Nonprofits are more likely to meet or exceed their fundraising goals when they hold in-person or hybrid events, according to a recent survey of 939 nonprofit employees.
The survey, conducted in September 2023 by the fundraising technology company OneCause, included people who use the company’s tools and those who don’t. Eighty-three percent of respondents said their nonprofit plans to hold at least one in-person event in 2024. A third of groups plan to hold a hybrid one.
“If nonprofits are presenting their supporters with the opportunity to get back in the ballroom at some level, in some capacity, they are performing better,” says Steve Lausch, director of product marketing for OneCause.
Among nonprofits that only offered in-person events and those that only offered hybrid events, 51 percent met their goals. Twenty-six percent of groups that held only in-person events beat their goals, as did 25 percent of groups that held hybrid events.
Forty-seven percent of groups that did not hold any events in 2023 said they were on budget. But just 9 percent of those groups said their organization beat their overall budget goals.
Forty-one percent of groups that held only virtual events and 44 percent of groups that did not hold any events were under-budget for fundraising last year.
Ninety-seven percent of respondents said their nonprofit held at least one event of some kind, according to the report. That overwhelming majority shows that events are effective fundraising tools, Lausch says. “Where we don’t hold them, we tend to get into a pinch. And where we don’t hold them with an in-person element, we get into a pinch. That’s where we see the correlation.”
The largest share of respondents — 48 percent — said their events drew a mix of supporters who participated virtually and others who showed up in-person. But donors also seemed to appreciate the chance to gather together in-person again, with 44 percent of respondents saying their supporters attended only in-person fundraising events. That’s a 12 percentage point increase over the previous year.
The share of respondents who said their supporters attended only virtual events also continued to fall — from 28 percent in 2021 to 9 percent in 2022 and 5 percent last year.

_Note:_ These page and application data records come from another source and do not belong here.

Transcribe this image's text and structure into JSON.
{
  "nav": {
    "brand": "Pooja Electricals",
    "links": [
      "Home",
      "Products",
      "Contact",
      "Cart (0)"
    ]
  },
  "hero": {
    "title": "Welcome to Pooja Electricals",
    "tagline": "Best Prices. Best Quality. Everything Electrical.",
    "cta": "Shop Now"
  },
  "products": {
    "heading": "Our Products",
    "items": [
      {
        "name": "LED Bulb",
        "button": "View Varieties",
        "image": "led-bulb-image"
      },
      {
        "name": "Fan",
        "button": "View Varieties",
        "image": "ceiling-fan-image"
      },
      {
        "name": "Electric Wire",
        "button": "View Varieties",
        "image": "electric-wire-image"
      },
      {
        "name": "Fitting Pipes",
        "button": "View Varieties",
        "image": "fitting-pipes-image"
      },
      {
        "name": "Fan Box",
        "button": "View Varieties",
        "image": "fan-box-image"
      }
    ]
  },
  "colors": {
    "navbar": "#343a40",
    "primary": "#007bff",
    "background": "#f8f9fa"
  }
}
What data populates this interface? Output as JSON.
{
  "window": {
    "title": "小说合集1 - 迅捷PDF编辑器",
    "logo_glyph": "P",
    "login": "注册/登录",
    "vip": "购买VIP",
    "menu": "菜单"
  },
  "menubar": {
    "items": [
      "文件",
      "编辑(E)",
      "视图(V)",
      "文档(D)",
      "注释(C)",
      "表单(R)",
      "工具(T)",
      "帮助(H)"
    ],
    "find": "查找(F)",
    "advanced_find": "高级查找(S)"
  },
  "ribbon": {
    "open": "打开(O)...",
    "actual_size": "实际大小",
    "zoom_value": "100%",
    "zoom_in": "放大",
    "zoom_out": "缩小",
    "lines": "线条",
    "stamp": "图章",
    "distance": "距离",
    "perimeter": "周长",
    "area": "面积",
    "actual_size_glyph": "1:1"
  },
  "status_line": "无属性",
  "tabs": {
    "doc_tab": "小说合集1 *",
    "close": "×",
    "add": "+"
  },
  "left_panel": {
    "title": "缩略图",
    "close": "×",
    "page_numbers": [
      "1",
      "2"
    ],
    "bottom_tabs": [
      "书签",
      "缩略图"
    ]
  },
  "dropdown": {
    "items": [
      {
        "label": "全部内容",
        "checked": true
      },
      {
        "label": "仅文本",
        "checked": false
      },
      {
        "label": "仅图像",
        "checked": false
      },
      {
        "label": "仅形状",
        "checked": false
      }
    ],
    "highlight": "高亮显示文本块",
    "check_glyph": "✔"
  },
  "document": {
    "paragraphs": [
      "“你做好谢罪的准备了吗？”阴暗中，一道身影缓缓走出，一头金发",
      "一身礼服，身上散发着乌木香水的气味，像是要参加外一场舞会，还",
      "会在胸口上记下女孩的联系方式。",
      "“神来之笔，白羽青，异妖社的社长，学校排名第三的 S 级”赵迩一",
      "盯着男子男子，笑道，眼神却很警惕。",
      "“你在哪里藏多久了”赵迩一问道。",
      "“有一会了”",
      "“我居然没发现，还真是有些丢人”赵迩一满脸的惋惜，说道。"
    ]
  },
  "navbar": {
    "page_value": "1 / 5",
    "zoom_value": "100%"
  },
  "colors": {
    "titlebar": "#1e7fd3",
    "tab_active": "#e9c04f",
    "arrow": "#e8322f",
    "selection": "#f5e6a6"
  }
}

The survey asked respondents’ feelings about artificial intelligence and found considerable ambivalence. Asked whether A.I. could benefit nonprofits, fundraising, and government oversight; whether it would negatively impact donor privacy; or whether it was overhyped in the media, upwards of half of all respondents said they weren’t sure.
Sixteen percent of respondents strongly agreed that A.I. will greatly benefit nonprofits — the highest share of strong agreement earned by any of the questions. Respondents were most uncertain about whether A.I. would increase government oversight in the sector, with 67 percent saying they weren’t sure.
Nearly a quarter of respondents said they are using artificial intelligence in their work, most commonly for writing grant proposals, appeal letters, and other content, while 28 percent said they planned to use A.I. for this purpose.
In conversations, fundraisers consistently tell Lausch they wish they had more time to get work done and improve their interactions with donors.
“A.I. holds promise for both of those areas,” he says. “It really is a matter of, is this something that we’re ready to go into? Is it something that we can easily adopt? And I think some of that is on the part of the provider to make that easy.”
The report analyzed fundraising data from 8,095 nonprofits, which attracted $4.1 billion from 3.1 million donors from January 1 to September 30, 2023. It presents a snapshot in time, assessing year-to-date fundraising trends and comparing them to the same period in 2022.
Donors who contribute $500 or less caused the drop in contributors during the first nine months of 2023. Donors who give $100 or less represented the biggest piece of the donor pie — 53.7 percent — during that time frame. The number of those donors, however, fell 15.7 percent from that same period in 2022.
Similarly, donors who contributed $101 to $500 represented 29.9 percent of all donors, but their numbers shrank 7.9 percent year over year. Nonprofits struggled to persuade people to make their first gift or repeat the previous year’s, the report found. From January 1 to September 30, 2023, the number of donors who made their first gift the previous year and made another gift the subsequent year fell 18.7 percent from 2022. During that same period, the number of new donors fell 16.9 percent year over year.
The results indicate that fundraisers should focus more on engaging donors and personalizing their communications with them, Ann Fellman, chief marketing officer for Bloomerang, said in the release for the report. “Send simple surveys to learn donor interests and passions, strengthen your storytelling, personalize your outreach, and give out thank-yous, which go a long way,” she says.
Small nonprofits were a bright spot in the report. Groups that raised less than $100,000 in revenue were the only category to boost their fundraising revenue year over year.